Items from a data source:
=== Section Start ===

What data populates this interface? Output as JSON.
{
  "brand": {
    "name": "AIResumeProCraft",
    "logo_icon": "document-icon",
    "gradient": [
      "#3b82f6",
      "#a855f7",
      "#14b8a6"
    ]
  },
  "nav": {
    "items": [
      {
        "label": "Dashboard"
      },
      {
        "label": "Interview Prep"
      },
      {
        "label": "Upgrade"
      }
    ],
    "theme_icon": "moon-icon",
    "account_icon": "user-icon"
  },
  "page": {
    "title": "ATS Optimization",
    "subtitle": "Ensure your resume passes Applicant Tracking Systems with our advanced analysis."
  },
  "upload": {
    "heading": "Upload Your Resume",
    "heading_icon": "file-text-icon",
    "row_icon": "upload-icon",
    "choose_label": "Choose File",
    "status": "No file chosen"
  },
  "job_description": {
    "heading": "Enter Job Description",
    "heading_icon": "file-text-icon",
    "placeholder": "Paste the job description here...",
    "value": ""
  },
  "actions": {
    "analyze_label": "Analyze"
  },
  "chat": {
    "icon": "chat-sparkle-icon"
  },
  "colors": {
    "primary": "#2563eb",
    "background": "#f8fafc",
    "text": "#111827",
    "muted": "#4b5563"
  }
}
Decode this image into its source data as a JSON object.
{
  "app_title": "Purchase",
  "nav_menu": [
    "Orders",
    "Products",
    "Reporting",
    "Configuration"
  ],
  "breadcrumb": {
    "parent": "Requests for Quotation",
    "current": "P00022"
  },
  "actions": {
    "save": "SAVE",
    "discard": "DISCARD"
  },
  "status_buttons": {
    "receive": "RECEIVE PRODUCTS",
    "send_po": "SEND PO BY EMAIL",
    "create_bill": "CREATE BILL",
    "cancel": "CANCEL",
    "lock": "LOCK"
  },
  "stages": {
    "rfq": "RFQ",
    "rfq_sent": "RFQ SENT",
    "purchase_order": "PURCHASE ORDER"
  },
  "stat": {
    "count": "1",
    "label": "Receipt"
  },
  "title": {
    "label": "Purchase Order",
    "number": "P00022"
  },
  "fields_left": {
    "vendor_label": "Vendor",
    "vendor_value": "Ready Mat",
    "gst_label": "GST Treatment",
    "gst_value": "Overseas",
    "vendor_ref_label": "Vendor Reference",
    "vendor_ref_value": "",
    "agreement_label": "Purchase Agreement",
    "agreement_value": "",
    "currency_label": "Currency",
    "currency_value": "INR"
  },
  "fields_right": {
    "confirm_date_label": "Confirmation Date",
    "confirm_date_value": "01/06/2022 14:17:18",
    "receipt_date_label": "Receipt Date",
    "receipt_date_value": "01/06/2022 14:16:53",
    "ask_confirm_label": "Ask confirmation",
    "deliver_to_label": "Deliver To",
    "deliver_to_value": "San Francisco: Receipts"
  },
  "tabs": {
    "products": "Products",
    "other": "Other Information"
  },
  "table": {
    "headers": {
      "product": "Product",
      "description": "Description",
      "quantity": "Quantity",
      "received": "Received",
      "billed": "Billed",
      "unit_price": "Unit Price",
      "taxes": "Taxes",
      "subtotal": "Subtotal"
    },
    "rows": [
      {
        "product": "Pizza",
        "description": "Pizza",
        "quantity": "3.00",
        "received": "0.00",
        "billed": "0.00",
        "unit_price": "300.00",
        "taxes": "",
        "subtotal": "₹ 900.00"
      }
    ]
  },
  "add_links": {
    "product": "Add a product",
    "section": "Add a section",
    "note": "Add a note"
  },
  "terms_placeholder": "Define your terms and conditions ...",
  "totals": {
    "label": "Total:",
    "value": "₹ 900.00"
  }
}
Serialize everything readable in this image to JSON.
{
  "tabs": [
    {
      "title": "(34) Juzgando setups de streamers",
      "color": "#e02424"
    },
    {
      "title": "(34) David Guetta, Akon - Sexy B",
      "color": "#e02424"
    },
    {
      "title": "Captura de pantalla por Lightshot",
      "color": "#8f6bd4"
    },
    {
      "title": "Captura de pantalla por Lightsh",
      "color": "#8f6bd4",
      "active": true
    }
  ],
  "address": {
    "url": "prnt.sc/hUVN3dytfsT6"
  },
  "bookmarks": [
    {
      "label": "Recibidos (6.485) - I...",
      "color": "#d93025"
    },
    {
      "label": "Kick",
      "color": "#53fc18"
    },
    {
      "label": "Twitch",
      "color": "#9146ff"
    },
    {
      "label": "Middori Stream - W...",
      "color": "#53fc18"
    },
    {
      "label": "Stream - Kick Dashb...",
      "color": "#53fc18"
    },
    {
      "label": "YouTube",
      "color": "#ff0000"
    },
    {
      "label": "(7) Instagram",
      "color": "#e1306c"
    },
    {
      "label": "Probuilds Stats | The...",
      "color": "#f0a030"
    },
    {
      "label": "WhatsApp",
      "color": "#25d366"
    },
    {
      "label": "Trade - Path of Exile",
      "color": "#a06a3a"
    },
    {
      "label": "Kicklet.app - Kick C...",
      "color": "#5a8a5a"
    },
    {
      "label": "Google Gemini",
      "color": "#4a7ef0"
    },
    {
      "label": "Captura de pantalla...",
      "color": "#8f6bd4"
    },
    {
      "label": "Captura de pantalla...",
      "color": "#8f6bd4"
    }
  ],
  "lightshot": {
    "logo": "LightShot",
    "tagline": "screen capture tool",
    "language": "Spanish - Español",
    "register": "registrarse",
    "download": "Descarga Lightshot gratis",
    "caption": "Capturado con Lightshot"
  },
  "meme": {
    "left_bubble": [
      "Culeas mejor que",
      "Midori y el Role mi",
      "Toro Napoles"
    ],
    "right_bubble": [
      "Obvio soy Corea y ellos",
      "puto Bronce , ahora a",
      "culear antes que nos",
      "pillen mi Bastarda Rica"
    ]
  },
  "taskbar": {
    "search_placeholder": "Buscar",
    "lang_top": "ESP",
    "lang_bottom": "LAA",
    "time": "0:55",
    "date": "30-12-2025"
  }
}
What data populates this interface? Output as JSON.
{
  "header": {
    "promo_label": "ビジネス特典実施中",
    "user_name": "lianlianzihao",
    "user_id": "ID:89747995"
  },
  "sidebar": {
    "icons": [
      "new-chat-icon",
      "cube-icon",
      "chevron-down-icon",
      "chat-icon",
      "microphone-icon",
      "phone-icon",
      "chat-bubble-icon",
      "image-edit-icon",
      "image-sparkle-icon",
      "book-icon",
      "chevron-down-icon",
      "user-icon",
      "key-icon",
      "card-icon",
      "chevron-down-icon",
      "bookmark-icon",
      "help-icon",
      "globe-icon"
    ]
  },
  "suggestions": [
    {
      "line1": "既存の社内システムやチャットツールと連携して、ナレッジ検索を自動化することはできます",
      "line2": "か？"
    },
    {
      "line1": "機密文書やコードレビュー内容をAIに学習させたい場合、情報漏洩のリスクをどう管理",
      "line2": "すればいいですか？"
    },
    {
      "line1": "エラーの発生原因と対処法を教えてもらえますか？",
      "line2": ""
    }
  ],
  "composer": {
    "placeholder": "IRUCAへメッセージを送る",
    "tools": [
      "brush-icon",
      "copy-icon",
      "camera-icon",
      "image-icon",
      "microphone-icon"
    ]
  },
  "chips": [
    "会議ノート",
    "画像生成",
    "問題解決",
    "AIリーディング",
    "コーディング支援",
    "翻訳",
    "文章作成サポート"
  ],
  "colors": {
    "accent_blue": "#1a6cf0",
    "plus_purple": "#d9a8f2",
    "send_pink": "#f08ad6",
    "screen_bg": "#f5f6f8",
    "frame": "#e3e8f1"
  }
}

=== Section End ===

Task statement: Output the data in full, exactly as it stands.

Written answer:
What data populates this interface? Output as JSON.
{
  "brand": {
    "name": "AIResumeProCraft",
    "logo_icon": "document-icon",
    "gradient": [
      "#3b82f6",
      "#a855f7",
      "#14b8a6"
    ]
  },
  "nav": {
    "items": [
      {
        "label": "Dashboard"
      },
      {
        "label": "Interview Prep"
      },
      {
        "label": "Upgrade"
      }
    ],
    "theme_icon": "moon-icon",
    "account_icon": "user-icon"
  },
  "page": {
    "title": "ATS Optimization",
    "subtitle": "Ensure your resume passes Applicant Tracking Systems with our advanced analysis."
  },
  "upload": {
    "heading": "Upload Your Resume",
    "heading_icon": "file-text-icon",
    "row_icon": "upload-icon",
    "choose_label": "Choose File",
    "status": "No file chosen"
  },
  "job_description": {
    "heading": "Enter Job Description",
    "heading_icon": "file-text-icon",
    "placeholder": "Paste the job description here...",
    "value": ""
  },
  "actions": {
    "analyze_label": "Analyze"
  },
  "chat": {
    "icon": "chat-sparkle-icon"
  },
  "colors": {
    "primary": "#2563eb",
    "background": "#f8fafc",
    "text": "#111827",
    "muted": "#4b5563"
  }
}
Decode this image into its source data as a JSON object.
{
  "app_title": "Purchase",
  "nav_menu": [
    "Orders",
    "Products",
    "Reporting",
    "Configuration"
  ],
  "breadcrumb": {
    "parent": "Requests for Quotation",
    "current": "P00022"
  },
  "actions": {
    "save": "SAVE",
    "discard": "DISCARD"
  },
  "status_buttons": {
    "receive": "RECEIVE PRODUCTS",
    "send_po": "SEND PO BY EMAIL",
    "create_bill": "CREATE BILL",
    "cancel": "CANCEL",
    "lock": "LOCK"
  },
  "stages": {
    "rfq": "RFQ",
    "rfq_sent": "RFQ SENT",
    "purchase_order": "PURCHASE ORDER"
  },
  "stat": {
    "count": "1",
    "label": "Receipt"
  },
  "title": {
    "label": "Purchase Order",
    "number": "P00022"
  },
  "fields_left": {
    "vendor_label": "Vendor",
    "vendor_value": "Ready Mat",
    "gst_label": "GST Treatment",
    "gst_value": "Overseas",
    "vendor_ref_label": "Vendor Reference",
    "vendor_ref_value": "",
    "agreement_label": "Purchase Agreement",
    "agreement_value": "",
    "currency_label": "Currency",
    "currency_value": "INR"
  },
  "fields_right": {
    "confirm_date_label": "Confirmation Date",
    "confirm_date_value": "01/06/2022 14:17:18",
    "receipt_date_label": "Receipt Date",
    "receipt_date_value": "01/06/2022 14:16:53",
    "ask_confirm_label": "Ask confirmation",
    "deliver_to_label": "Deliver To",
    "deliver_to_value": "San Francisco: Receipts"
  },
  "tabs": {
    "products": "Products",
    "other": "Other Information"
  },
  "table": {
    "headers": {
      "product": "Product",
      "description": "Description",
      "quantity": "Quantity",
      "received": "Received",
      "billed": "Billed",
      "unit_price": "Unit Price",
      "taxes": "Taxes",
      "subtotal": "Subtotal"
    },
    "rows": [
      {
        "product": "Pizza",
        "description": "Pizza",
        "quantity": "3.00",
        "received": "0.00",
        "billed": "0.00",
        "unit_price": "300.00",
        "taxes": "",
        "subtotal": "₹ 900.00"
      }
    ]
  },
  "add_links": {
    "product": "Add a product",
    "section": "Add a section",
    "note": "Add a note"
  },
  "terms_placeholder": "Define your terms and conditions ...",
  "totals": {
    "label": "Total:",
    "value": "₹ 900.00"
  }
}
Serialize everything readable in this image to JSON.
{
  "tabs": [
    {
      "title": "(34) Juzgando setups de streamers",
      "color": "#e02424"
    },
    {
      "title": "(34) David Guetta, Akon - Sexy B",
      "color": "#e02424"
    },
    {
      "title": "Captura de pantalla por Lightshot",
      "color": "#8f6bd4"
    },
    {
      "title": "Captura de pantalla por Lightsh",
      "color": "#8f6bd4",
      "active": true
    }
  ],
  "address": {
    "url": "prnt.sc/hUVN3dytfsT6"
  },
  "bookmarks": [
    {
      "label": "Recibidos (6.485) - I...",
      "color": "#d93025"
    },
    {
      "label": "Kick",
      "color": "#53fc18"
    },
    {
      "label": "Twitch",
      "color": "#9146ff"
    },
    {
      "label": "Middori Stream - W...",
      "color": "#53fc18"
    },
    {
      "label": "Stream - Kick Dashb...",
      "color": "#53fc18"
    },
    {
      "label": "YouTube",
      "color": "#ff0000"
    },
    {
      "label": "(7) Instagram",
      "color": "#e1306c"
    },
    {
      "label": "Probuilds Stats | The...",
      "color": "#f0a030"
    },
    {
      "label": "WhatsApp",
      "color": "#25d366"
    },
    {
      "label": "Trade - Path of Exile",
      "color": "#a06a3a"
    },
    {
      "label": "Kicklet.app - Kick C...",
      "color": "#5a8a5a"
    },
    {
      "label": "Google Gemini",
      "color": "#4a7ef0"
    },
    {
      "label": "Captura de pantalla...",
      "color": "#8f6bd4"
    },
    {
      "label": "Captura de pantalla...",
      "color": "#8f6bd4"
    }
  ],
  "lightshot": {
    "logo": "LightShot",
    "tagline": "screen capture tool",
    "language": "Spanish - Español",
    "register": "registrarse",
    "download": "Descarga Lightshot gratis",
    "caption": "Capturado con Lightshot"
  },
  "meme": {
    "left_bubble": [
      "Culeas mejor que",
      "Midori y el Role mi",
      "Toro Napoles"
    ],
    "right_bubble": [
      "Obvio soy Corea y ellos",
      "puto Bronce , ahora a",
      "culear antes que nos",
      "pillen mi Bastarda Rica"
    ]
  },
  "taskbar": {
    "search_placeholder": "Buscar",
    "lang_top": "ESP",
    "lang_bottom": "LAA",
    "time": "0:55",
    "date": "30-12-2025"
  }
}
What data populates this interface? Output as JSON.
{
  "header": {
    "promo_label": "ビジネス特典実施中",
    "user_name": "lianlianzihao",
    "user_id": "ID:89747995"
  },
  "sidebar": {
    "icons": [
      "new-chat-icon",
      "cube-icon",
      "chevron-down-icon",
      "chat-icon",
      "microphone-icon",
      "phone-icon",
      "chat-bubble-icon",
      "image-edit-icon",
      "image-sparkle-icon",
      "book-icon",
      "chevron-down-icon",
      "user-icon",
      "key-icon",
      "card-icon",
      "chevron-down-icon",
      "bookmark-icon",
      "help-icon",
      "globe-icon"
    ]
  },
  "suggestions": [
    {
      "line1": "既存の社内システムやチャットツールと連携して、ナレッジ検索を自動化することはできます",
      "line2": "か？"
    },
    {
      "line1": "機密文書やコードレビュー内容をAIに学習させたい場合、情報漏洩のリスクをどう管理",
      "line2": "すればいいですか？"
    },
    {
      "line1": "エラーの発生原因と対処法を教えてもらえますか？",
      "line2": ""
    }
  ],
  "composer": {
    "placeholder": "IRUCAへメッセージを送る",
    "tools": [
      "brush-icon",
      "copy-icon",
      "camera-icon",
      "image-icon",
      "microphone-icon"
    ]
  },
  "chips": [
    "会議ノート",
    "画像生成",
    "問題解決",
    "AIリーディング",
    "コーディング支援",
    "翻訳",
    "文章作成サポート"
  ],
  "colors": {
    "accent_blue": "#1a6cf0",
    "plus_purple": "#d9a8f2",
    "send_pink": "#f08ad6",
    "screen_bg": "#f5f6f8",
    "frame": "#e3e8f1"
  }
}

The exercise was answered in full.